Im Focus: Superfast fluorescence sets new speed record

Plasmonic device has speed and efficiency to serve optical computers

Researchers have developed an ultrafast light-emitting device that can flip on and off 90 billion times a second and could form the basis of optical computing.

Im Focus: Unlocking the rice immune system

Joint BioEnergy Institute study identifies bacterial protein that is key to protecting rice against bacterial blight

A bacterial signal that when recognized by rice plants enables the plants to resist a devastating blight disease has been identified by a multi-national team...

Im Focus: Smarter window materials can control light and energy

Researchers in the Cockrell School of Engineering at The University of Texas at Austin are one step closer to delivering smart windows with a new level of energy efficiency, engineering materials that allow windows to reveal light without transferring heat and, conversely, to block light while allowing heat transmission, as described in two new research papers.

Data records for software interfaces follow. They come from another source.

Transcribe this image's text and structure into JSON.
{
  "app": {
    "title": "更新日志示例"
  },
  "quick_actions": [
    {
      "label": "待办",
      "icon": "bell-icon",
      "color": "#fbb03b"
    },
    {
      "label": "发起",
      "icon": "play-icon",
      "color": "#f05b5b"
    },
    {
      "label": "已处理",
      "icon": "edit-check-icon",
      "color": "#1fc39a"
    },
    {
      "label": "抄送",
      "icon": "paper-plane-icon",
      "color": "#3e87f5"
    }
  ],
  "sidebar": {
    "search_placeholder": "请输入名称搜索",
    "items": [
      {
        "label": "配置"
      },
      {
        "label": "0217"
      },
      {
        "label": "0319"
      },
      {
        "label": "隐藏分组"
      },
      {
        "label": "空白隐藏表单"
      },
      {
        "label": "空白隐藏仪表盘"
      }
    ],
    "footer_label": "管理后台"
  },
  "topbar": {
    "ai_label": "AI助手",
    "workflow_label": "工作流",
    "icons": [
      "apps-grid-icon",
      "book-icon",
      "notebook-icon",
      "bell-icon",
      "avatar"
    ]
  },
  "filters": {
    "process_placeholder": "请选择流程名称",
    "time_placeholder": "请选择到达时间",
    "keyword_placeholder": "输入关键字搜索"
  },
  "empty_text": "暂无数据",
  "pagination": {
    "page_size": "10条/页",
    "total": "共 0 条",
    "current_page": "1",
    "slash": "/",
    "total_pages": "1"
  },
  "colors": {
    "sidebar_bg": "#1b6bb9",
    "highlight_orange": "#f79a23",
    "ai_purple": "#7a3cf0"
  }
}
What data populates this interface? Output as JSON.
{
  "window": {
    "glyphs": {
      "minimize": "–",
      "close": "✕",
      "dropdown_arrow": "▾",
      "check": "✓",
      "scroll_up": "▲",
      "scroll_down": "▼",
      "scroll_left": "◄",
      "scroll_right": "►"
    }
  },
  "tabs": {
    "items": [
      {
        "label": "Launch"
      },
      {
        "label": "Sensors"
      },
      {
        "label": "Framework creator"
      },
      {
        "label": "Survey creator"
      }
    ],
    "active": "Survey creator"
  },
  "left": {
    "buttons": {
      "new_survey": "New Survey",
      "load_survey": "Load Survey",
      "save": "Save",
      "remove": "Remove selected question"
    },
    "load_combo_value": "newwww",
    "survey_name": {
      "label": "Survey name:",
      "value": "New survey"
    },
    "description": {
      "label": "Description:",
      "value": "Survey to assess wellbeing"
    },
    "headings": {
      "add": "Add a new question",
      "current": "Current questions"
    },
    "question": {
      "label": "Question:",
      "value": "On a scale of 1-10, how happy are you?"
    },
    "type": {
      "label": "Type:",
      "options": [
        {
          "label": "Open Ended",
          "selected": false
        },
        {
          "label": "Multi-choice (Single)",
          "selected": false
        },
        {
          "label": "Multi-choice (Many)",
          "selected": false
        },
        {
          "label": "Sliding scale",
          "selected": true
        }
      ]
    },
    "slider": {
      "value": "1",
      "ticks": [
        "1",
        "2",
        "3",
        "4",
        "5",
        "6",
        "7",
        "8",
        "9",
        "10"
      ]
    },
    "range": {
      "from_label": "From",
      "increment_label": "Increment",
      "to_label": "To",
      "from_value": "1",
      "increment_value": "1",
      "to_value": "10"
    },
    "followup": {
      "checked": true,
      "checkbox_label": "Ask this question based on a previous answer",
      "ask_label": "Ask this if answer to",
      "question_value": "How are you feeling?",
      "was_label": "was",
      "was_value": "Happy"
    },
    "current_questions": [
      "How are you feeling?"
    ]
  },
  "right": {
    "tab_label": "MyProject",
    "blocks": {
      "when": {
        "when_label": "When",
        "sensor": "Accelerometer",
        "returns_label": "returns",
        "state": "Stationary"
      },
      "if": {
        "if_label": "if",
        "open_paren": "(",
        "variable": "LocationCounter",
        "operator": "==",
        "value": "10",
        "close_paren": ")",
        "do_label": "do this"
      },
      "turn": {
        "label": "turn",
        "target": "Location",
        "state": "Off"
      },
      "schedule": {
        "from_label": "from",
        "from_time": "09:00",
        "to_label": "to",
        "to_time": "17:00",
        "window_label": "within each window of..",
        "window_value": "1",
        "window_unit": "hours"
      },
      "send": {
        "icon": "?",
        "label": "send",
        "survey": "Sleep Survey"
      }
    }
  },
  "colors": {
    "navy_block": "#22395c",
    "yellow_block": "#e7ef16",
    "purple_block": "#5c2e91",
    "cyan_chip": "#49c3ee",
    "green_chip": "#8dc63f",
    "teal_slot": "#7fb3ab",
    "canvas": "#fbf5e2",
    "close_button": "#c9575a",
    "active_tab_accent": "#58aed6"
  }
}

By allowing indoor occupants to more precisely control the energy and sunlight passing through a window, the new materials could significantly reduce costs for...

Im Focus: Simulations lead to design of near-frictionless material

Argonne scientists used Mira to identify and improve a new mechanism for eliminating friction, which fed into the development of a hybrid material that exhibited superlubricity at the macroscale for the first time. Argonne Leadership Computing Facility (ALCF) researchers helped enable the groundbreaking simulations by overcoming a performance bottleneck that doubled the speed of the team's code.

While reviewing the simulation results of a promising new lubricant material, Argonne researcher Sanket Deshmukh stumbled upon a phenomenon that had never been...

Im Focus: NASA satellite camera provides 'EPIC' view of Earth

A NASA camera on the Deep Space Climate Observatory (DSCOVR) satellite has returned its first view of the entire sunlit side of Earth from one million miles away.

The color images of Earth from NASA's Earth Polychromatic Imaging Camera (EPIC) are generated by combining three separate images to create a...

All Focus news of the innovation-report >>>

Anzeige

Anzeige

Event News

3rd Euro Bio-inspired - International Conference and Exhibition on Bio-inspired Materials

23.07.2015 | Event News

Clash of Realities – International Conference on the Art, Technology and Theory of Digital Games

10.07.2015 | Event News

World Conference on Regenerative Medicine in Leipzig: Last chance to submit abstracts until 2 July

25.06.2015 | Event News

 
Latest News

Neural efficiency hypothesis confirmed

28.07.2015 | Life Sciences

Scientists study predator-prey behavior between sharks and turtles

28.07.2015 | Life Sciences

Tropical deforestation releases large amounts of soil carbon

28.07.2015 | Agricultural and Forestry Science

VideoLinks
B2B-VideoLinks
More VideoLinks >>>